Economic forecasts reveal grim reality facing Aussie homeowners

The Reserve Bank of Australia and economists have revealed the grim reality facing many struggling homeowners, with loan repayments likely set to further rise.

According to minutes from RBA’s November meeting released last week, the increase in interest rates so far would potentially result in more increases in housing mortgage rates, including the effect of fixed interest rate loans rolling off over time.

Australia’s central bank said: “Given the cumulative increase in interest rates prior to the November meeting, scheduled housing mortgage payments as a share of household income were expected to increase to levels not seen since around 2010,” ABC reported.

“Payments into offset and redraw accounts were still high, but somewhat less over 2022 than the preceding year,” the RBA said. “Housing loan commitments had declined further for both owner-occupiers and investors, reflecting the effect of monetary policy on housing lending.”

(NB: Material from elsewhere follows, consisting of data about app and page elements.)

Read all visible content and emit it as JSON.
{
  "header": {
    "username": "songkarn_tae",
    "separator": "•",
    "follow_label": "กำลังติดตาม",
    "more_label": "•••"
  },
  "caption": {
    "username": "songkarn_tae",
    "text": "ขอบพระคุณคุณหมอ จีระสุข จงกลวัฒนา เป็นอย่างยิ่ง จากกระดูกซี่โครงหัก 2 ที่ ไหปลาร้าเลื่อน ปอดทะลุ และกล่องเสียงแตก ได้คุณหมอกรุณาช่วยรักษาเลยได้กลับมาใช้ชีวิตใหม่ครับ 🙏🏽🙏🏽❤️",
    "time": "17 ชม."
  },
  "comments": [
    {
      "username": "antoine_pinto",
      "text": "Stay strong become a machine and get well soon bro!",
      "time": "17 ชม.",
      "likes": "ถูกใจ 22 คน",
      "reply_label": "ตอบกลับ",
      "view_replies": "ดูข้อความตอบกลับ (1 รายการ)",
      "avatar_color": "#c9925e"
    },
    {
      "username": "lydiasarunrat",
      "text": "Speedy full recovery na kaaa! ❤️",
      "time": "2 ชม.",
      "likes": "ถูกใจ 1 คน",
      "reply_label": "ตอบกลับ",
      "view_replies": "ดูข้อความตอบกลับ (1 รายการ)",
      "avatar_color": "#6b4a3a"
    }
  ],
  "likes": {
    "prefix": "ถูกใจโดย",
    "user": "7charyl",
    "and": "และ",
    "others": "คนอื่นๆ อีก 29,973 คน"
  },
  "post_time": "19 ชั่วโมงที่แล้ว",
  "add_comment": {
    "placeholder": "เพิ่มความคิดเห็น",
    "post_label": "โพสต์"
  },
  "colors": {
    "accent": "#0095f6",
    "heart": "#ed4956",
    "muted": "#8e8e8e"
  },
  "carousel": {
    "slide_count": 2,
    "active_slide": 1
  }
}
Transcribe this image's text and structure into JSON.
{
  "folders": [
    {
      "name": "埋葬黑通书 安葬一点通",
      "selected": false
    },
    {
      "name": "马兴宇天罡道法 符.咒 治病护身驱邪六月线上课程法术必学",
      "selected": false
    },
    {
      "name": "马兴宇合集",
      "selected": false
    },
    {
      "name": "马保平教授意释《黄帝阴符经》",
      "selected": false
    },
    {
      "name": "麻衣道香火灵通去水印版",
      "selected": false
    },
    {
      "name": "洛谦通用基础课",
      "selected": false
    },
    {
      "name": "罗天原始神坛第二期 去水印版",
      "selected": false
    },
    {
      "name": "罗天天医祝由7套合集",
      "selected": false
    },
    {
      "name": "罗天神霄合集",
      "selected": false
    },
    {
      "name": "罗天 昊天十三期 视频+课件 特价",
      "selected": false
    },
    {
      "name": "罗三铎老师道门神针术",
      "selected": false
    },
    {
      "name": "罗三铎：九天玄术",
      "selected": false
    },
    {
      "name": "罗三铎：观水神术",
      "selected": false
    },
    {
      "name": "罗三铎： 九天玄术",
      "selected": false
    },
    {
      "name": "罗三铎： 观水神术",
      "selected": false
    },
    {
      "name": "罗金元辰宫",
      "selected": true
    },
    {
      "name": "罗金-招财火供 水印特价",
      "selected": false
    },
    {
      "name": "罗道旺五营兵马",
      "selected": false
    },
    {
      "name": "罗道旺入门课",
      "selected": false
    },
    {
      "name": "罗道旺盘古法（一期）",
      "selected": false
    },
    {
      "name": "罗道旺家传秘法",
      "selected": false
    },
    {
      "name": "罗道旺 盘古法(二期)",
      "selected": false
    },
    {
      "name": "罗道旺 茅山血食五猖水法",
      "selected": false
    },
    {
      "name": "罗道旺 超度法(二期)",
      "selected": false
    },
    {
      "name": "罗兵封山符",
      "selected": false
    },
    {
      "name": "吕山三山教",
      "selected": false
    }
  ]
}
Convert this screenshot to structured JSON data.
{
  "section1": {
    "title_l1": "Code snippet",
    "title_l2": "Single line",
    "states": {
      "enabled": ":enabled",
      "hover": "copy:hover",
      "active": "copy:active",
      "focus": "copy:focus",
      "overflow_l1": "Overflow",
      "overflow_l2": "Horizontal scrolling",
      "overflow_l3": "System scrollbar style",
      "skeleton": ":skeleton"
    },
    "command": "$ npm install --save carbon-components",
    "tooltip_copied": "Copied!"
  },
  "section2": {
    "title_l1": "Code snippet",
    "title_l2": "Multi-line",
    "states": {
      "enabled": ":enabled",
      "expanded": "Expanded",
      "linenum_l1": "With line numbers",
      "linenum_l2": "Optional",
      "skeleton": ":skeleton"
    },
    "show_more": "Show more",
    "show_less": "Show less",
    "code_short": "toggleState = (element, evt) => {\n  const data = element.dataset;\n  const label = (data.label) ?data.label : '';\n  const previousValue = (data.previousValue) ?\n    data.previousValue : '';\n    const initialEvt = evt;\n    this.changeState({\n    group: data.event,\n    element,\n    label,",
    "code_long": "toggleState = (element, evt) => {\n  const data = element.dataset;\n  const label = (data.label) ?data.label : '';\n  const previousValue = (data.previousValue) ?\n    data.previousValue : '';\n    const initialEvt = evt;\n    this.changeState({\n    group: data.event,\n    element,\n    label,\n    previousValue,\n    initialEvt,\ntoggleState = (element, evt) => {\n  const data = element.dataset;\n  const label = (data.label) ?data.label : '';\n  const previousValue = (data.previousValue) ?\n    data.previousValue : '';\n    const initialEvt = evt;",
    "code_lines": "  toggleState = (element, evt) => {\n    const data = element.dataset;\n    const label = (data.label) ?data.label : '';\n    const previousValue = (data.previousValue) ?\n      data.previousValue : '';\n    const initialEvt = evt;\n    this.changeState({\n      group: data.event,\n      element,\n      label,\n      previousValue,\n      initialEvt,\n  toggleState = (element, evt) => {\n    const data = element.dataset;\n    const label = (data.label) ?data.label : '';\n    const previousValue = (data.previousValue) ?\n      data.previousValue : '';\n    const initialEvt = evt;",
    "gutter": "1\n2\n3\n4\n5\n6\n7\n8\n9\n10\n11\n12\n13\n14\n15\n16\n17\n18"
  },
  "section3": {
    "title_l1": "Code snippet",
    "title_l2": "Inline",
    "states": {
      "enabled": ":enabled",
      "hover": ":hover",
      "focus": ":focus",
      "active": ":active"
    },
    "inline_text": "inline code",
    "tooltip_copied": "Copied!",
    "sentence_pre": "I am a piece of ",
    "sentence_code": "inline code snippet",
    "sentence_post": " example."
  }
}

Australia’s unemployment fell back to a 48-year low of 3.4% in October. Gareth Aird, head of Australian economics at Commonwealth bank, said the news was a “rubber stamp” for the RBA to lift interest rates by 25 basis points at its December meeting, reported.

“We believe the RBA are very aware of the risk of over-tightening and inadvertently engineering a hard landing,” Aird said. “We expect the labour market data to loosen over coming months as the lagged impact of hikes slows demand and the continual lift in foreign arrivals adds to labour supply.”

Raising the OCR for the eighth consecutive month in December by 0.25% would take interest rates to 3.1%, with markets pricing in a peak cash rate of about 3.75% by mid-2023, according to Australian Securities Exchange cash rate futures.

Following the latest hike, a variable-rate borrower with a $500,000 mortgage will pay an additional $760 per month — and could hit more than $1,000 if more hikes happen, RateCity said.

In its twice-yearly financial stability review released last month, the RBA acknowledged that inflation and rising interest rates would make it difficult for some Australians to repay their debts.

The RBA said a small group of borrowers would likely fail to pay their debt due to low savings and high levels of debt, reported.

“Financial stress could be more widespread if economic activity turns out to be much weaker than expected,” the central bank said. “Higher interest rates will increase borrowers’ debt payments. Despite a strong labour market, income growth has not kept up with inflation in Australia, leaving households with less capacity to service their debts.”